Dog tied to car dragged through roads in China—reports

/ 04:56 PM June 11, 2019

A man in China was caught on video dragging a dog leashed to his car on June 5.

black dog

Image: Unsplash/Neil Fedorowycz

A car with a black dog leashed to the back outside is seen in a footage uploaded to Pear Video. The video shows the dog resting at a traffic light and, when the car starts moving, trying to keep up behind the car while getting dragged along the way, as per a report of Headline Daily via AsiaOne on Monday, June 10.


Concerned citizens took videos of the incident and posted them online, leading to a police investigation into the matter. The driver, who is from Guangdong, reportedly owned up to the act. His reason was that the dog had a strong smell after he picked it up from a pet shop on the same day.

The man was handed two demerit points for dangerous driving; China’s Driving Point System has 12 points in a year.

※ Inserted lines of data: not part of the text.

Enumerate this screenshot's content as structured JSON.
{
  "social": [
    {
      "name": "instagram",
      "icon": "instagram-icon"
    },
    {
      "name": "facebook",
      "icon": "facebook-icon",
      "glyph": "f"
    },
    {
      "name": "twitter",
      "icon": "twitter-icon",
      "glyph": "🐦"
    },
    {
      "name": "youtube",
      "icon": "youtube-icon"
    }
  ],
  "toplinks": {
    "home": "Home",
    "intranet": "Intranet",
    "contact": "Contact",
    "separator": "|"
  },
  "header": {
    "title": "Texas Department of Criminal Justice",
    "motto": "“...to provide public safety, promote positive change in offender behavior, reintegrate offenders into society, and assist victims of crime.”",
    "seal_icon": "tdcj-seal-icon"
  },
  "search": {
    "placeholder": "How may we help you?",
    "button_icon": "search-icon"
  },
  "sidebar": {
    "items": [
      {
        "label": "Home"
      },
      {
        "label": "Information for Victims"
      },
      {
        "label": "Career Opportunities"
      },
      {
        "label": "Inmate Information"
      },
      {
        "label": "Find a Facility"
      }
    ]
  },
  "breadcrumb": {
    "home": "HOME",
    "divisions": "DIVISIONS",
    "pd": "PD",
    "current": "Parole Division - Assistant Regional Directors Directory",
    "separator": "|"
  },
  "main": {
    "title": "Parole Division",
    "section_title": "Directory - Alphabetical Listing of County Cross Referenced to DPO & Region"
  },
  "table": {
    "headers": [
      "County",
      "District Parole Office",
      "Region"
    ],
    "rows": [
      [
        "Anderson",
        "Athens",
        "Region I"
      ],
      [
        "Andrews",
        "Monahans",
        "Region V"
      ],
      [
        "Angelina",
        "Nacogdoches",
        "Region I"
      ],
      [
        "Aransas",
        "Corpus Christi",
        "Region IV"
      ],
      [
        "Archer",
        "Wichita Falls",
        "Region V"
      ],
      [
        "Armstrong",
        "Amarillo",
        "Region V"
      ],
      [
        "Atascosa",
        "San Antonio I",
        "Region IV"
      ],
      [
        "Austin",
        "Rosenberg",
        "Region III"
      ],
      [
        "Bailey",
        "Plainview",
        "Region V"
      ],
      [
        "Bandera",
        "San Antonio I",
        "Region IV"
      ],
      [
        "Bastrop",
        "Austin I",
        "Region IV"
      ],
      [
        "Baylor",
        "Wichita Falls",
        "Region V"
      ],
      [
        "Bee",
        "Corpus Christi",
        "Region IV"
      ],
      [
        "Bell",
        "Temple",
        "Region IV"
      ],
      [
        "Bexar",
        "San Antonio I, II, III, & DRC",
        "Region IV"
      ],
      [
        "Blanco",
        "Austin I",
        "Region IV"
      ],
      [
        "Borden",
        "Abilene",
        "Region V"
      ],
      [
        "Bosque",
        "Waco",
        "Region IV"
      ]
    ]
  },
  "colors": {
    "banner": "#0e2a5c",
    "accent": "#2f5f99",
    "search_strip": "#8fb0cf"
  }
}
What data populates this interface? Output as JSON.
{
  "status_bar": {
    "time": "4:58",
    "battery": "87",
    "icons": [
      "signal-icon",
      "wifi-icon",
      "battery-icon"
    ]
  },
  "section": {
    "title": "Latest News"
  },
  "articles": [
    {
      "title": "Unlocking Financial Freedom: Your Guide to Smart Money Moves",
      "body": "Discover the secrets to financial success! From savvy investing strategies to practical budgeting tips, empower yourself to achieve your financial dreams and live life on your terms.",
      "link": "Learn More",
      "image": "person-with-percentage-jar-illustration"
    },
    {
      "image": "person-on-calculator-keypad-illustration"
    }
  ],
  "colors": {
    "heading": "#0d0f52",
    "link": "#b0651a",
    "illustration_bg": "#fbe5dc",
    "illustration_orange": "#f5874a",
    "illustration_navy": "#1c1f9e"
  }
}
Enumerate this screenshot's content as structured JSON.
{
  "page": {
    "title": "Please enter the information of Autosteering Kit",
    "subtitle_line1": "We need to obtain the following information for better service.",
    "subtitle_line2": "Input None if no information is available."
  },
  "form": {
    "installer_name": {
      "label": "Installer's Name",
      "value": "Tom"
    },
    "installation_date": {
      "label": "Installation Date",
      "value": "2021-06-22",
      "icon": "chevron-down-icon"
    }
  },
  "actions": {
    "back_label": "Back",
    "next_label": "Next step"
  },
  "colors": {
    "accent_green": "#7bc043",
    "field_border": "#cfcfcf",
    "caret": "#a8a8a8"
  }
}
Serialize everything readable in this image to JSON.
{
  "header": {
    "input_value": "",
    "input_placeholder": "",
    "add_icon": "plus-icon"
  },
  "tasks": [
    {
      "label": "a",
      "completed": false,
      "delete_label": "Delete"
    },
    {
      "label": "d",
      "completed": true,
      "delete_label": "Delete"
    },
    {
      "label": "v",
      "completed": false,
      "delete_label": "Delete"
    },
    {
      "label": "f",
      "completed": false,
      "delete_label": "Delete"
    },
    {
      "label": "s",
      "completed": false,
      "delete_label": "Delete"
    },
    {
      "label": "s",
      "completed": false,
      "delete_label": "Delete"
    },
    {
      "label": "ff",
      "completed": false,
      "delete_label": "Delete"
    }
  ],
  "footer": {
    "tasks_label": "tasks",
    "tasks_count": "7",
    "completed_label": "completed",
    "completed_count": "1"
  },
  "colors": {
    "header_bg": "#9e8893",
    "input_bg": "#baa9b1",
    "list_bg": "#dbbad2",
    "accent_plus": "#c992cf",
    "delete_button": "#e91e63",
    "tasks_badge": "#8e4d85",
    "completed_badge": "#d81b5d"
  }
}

He also had to pay 100 yuan (P750).


Back in 2016, a dog in Shandong province died after being dragged behind a car. When the driver was forced to stop the car by witnesses, the dog was had suffered from significant blood loss, which led witnesses to beat up the man before police could arrive. After the incident went viral, a man claiming to be the driver’s brother said the dog had rabies and that it did not want to get into the vehicle.

While China lacks laws supporting animal rights, Chinese welfare groups have helped protect dogs against animal cruelty and exploitation.  Niña V. Guno /ra


Animals still a draw, despite shrinking crowds, says Chinese circus

Animal rights march goes beyond cats and dogs

Read Next
Don't miss out on the latest news and information.
View comments

Subscribe to INQUIRER PLUS to get access to The Philippine Daily Inquirer & other 70+ titles, share up to 5 gadgets, listen to the news, download as early as 4am & share articles on social media. Call 896 6000.

TAGS: Animal Cruelty, animal welfare, China, Dogs
For feedback, complaints, or inquiries, contact us.

© Copyright 1997-2020 INQUIRER.net | All Rights Reserved

We use cookies to ensure you get the best experience on our website. By continuing, you are agreeing to our use of cookies. To find out more, please click this link.